Anna Buckner is an interdisciplinary maker and educator, interested in exploring the limits of existing structures within painting, language, textile patterning, new media, and emerging modes of teaching and learning.

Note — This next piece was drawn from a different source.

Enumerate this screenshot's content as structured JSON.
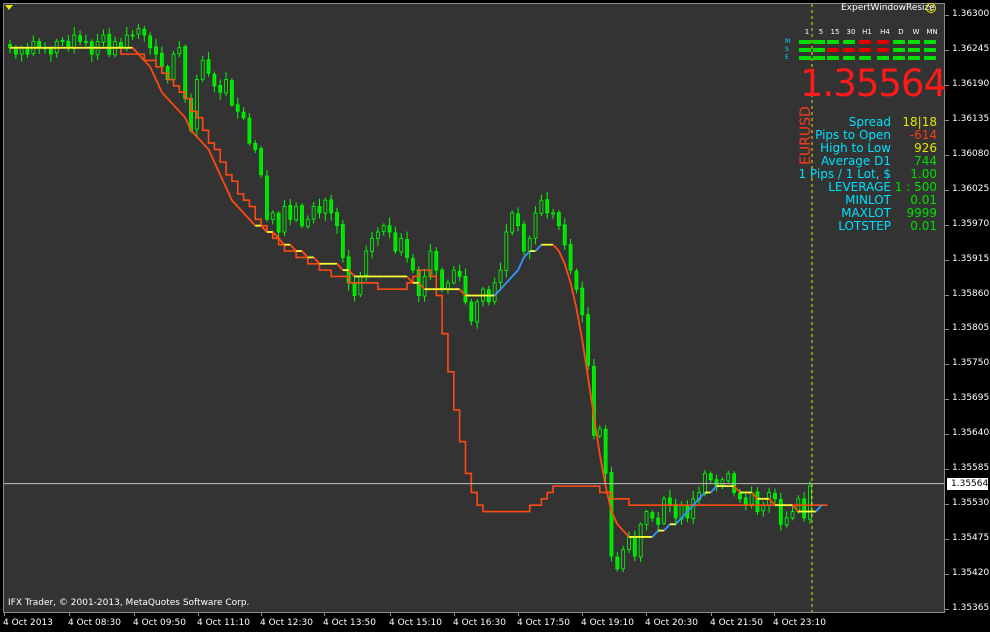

In my artistic practice, I am interested in studying one particular quilt pattern. The pattern has many names–log cabin, log house, canadian patchwork, canadian logwork, log house pattern, ribbon patchwork, chevron log cabin, egyptian pattern, mummy pattern, roof pattern, rail fence, run-rig pattern. I’d bet the list goes on. All of these names are used to describe the same pattern–one that begins with a small piece of fabric in the center, and grows in a spiral as fabric strips are added. The pattern is ubiquitous in the American South and beyond. It is simple to make and teach using old scraps. The multiple names hint at the multiple narratives and origins of the pattern. In my practice, I work with multiple materials in an attempt to study the pattern in different forms. I usually begin by sewing a quilt top, and then stretch the quilt top over a support, causing the strips of fabric to change shape. I use recycled materials–either old clothes or fabric that has been given to me. I want to use fabrics with multiple narratives to create new stories–ones that call to mind the accumulated and complicated histories of the pattern and ones that make space for new poetic possibilities.